[Saved entries]
:::
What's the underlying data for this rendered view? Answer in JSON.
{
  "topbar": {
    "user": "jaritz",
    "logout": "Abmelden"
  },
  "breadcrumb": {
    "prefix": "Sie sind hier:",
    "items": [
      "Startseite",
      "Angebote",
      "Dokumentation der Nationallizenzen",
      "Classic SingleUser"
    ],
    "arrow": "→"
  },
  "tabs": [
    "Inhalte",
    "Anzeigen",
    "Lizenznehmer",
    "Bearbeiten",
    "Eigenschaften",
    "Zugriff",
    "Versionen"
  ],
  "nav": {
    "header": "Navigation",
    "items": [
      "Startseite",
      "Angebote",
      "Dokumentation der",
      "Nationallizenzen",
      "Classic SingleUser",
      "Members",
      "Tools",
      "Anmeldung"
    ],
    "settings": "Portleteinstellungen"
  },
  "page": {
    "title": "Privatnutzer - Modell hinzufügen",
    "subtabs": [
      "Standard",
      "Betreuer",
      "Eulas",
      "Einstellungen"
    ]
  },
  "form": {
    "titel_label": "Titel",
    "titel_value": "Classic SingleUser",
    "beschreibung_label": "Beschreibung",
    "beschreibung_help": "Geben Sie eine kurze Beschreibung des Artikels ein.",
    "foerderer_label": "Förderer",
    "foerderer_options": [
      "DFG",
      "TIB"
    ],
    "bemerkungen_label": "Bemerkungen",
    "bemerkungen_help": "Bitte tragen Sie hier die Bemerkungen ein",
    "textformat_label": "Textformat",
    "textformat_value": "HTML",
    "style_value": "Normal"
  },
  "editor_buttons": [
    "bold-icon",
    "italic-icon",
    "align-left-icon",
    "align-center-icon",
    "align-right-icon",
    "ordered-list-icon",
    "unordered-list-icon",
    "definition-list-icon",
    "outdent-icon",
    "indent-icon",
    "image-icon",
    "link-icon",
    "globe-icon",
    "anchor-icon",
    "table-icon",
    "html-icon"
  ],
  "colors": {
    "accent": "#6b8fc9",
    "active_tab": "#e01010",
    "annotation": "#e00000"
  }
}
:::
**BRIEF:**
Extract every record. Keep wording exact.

**FINISHED TASK:**
What's the underlying data for this rendered view? Answer in JSON.
{
  "topbar": {
    "user": "jaritz",
    "logout": "Abmelden"
  },
  "breadcrumb": {
    "prefix": "Sie sind hier:",
    "items": [
      "Startseite",
      "Angebote",
      "Dokumentation der Nationallizenzen",
      "Classic SingleUser"
    ],
    "arrow": "→"
  },
  "tabs": [
    "Inhalte",
    "Anzeigen",
    "Lizenznehmer",
    "Bearbeiten",
    "Eigenschaften",
    "Zugriff",
    "Versionen"
  ],
  "nav": {
    "header": "Navigation",
    "items": [
      "Startseite",
      "Angebote",
      "Dokumentation der",
      "Nationallizenzen",
      "Classic SingleUser",
      "Members",
      "Tools",
      "Anmeldung"
    ],
    "settings": "Portleteinstellungen"
  },
  "page": {
    "title": "Privatnutzer - Modell hinzufügen",
    "subtabs": [
      "Standard",
      "Betreuer",
      "Eulas",
      "Einstellungen"
    ]
  },
  "form": {
    "titel_label": "Titel",
    "titel_value": "Classic SingleUser",
    "beschreibung_label": "Beschreibung",
    "beschreibung_help": "Geben Sie eine kurze Beschreibung des Artikels ein.",
    "foerderer_label": "Förderer",
    "foerderer_options": [
      "DFG",
      "TIB"
    ],
    "bemerkungen_label": "Bemerkungen",
    "bemerkungen_help": "Bitte tragen Sie hier die Bemerkungen ein",
    "textformat_label": "Textformat",
    "textformat_value": "HTML",
    "style_value": "Normal"
  },
  "editor_buttons": [
    "bold-icon",
    "italic-icon",
    "align-left-icon",
    "align-center-icon",
    "align-right-icon",
    "ordered-list-icon",
    "unordered-list-icon",
    "definition-list-icon",
    "outdent-icon",
    "indent-icon",
    "image-icon",
    "link-icon",
    "globe-icon",
    "anchor-icon",
    "table-icon",
    "html-icon"
  ],
  "colors": {
    "accent": "#6b8fc9",
    "active_tab": "#e01010",
    "annotation": "#e00000"
  }
}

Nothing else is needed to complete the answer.